Every Wednesday I offer tips for adulthood.
It’s been awhile since I posted on creativity. But it’s one of those things that I think about all the time. I’m fascinated by how creative people relate to their work, how they structure their days, and how they access their creative “space.”
In my own case, I’ve been trying to pay attention to how and when I come up with ideas – for blog posts, for feature articles, for possible future novels. And what I’ve noticed is that a lot of my ideas seem to come when I’m doing something *other than* sitting at the computer typing. So today, I thought that I’d share some of my own techniques for coming up with ideas, with the hope that these may prove interesting – as well as useful – to others. While I focus on writing, I imagine that some of these same strategies may be pertinent to other fields as well.
1.Exercise. When I’m confused about an idea, not sure how to spin it or just wondering if there’s even a “there there,” it’s amazing how often a simple run will solve my problem. I may not go out on the run intending to think about that issue. But if there’s something kicking around the back of my mind, I often find that the combination of forward motion, exertion and fresh air allow everything to fall in place. A friend of mine who’s a novelist does the same thing with bike rides. He has a summer house in France and he tells me that he spends the afternoons taking long bike rides and by the next morning, he’s got loads of fresh material. The trick is to rush inside right after you’re done and jot down the main ideas.
2. Take a Thinking Shower. This one comes from grad school. During my first few years in graduate school, we were required to take a series of exams in order to qualify in various fields. They were called “field exams” and in my department, at least, they consisted of a series of essays which you research and wrote over the course of a weekend. Needless to say, I don’t think any of us got much sleep during those weekends. But I did have one friend who always seemed to be in the shower when I’d phone to see how she was getting on with her exams. “The shower?” I’d ask, perplexed, wondering who could possibly bathe regularly when they had so little time to get these things done. “It’s a thinking shower,” she’d respond.

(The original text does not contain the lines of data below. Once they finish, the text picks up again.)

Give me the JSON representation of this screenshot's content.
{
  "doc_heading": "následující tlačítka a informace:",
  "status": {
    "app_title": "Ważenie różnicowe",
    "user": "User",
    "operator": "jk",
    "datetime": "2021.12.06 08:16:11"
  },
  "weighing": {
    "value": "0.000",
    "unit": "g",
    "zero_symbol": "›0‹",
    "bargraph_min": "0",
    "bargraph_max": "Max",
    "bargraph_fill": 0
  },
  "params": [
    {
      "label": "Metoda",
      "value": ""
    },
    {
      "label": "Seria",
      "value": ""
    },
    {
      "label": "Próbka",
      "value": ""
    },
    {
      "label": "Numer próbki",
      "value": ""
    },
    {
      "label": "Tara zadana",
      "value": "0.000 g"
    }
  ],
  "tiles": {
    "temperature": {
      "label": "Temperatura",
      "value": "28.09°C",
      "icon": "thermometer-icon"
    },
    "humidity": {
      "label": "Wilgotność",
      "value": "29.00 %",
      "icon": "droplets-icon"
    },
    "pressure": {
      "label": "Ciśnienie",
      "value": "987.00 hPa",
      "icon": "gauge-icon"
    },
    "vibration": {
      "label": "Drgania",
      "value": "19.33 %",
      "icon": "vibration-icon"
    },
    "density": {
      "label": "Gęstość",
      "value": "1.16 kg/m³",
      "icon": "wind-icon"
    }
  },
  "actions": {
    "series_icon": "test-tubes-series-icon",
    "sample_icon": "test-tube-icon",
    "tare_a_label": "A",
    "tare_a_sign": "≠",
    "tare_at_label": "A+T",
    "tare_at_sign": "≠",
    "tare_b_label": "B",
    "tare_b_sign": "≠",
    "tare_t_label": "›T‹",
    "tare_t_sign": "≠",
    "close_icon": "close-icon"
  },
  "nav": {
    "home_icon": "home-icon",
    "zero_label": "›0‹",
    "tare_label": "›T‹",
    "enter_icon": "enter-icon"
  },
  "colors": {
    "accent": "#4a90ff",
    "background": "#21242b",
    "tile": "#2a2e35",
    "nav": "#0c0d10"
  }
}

She found that burst of hot water on her face actually enabled her to outline her essays. So I tried it. So should you.
3. Figure out what’s distinctive about your perspective. This is actually something I’ve used quite a bit since moving overseas because I find that so much of what I think about various issues – whether it’s health care reform, therapy or the BBC – has changed dramatically simply by virtue of living somewhere else. But it doesn’t have to be a geographic niche that motivates you. Just this morning I was mulling over a feature I’m writing on the outcome of the British elections when I realized exactly what was different about my take: I was approaching them as a political scientist rather than a journalist. And that was both distinctive – and useful. (I was buying coffee when I had that realization, BTW. Which again underscores how often our brains are working even when we don’t think they are.)
4. Ask yourself what’s the most striking thing someone said to you in the last week. Very often for blog posts – and even for posts about politics – I find that when I want to come up with an idea, I just think about the most striking or unusual thing something’s said to me in the past week. Often that person is one of my children. (“Why is God so famous?“) But sometimes it’s someone I just happen to run into. Like the friend I saw on election day who’d just joined the Labour party after living here for 20 years – even though she knew they’d lose – because she wanted to have a say in the party’s future. Or the dad at school drop-off this morning who told me why pink was a color historically associated with boys. Or the guy I met at a dinner party who told me that he picks what movies he sees based solely on the poster. (Whaaaa???) Whenever this happens, I grab my pen and scribble it down.
5. Go outside for a walk. This suggestion comes from one of my all-time favorite creative people: writer, singer and radio-show host Garrison Keillor. In an oped for the International Herald Tribune a few years back, Keillor gave this advice to aspiring writers: “A long walk also brings you into contact with the world, which is basic journalism, which most writing is. It isn’t about you and your feelings so much as about what people wear and how they talk. The superficial is never to be overlooked.” Simply put, when you go outside you notice things. And that’s what it’s all about.
OK, now it’s your turn. How do you generate ideas for your work?
Image: Take A Shower by .m for matthijs via Flickr under a Creative Commons License.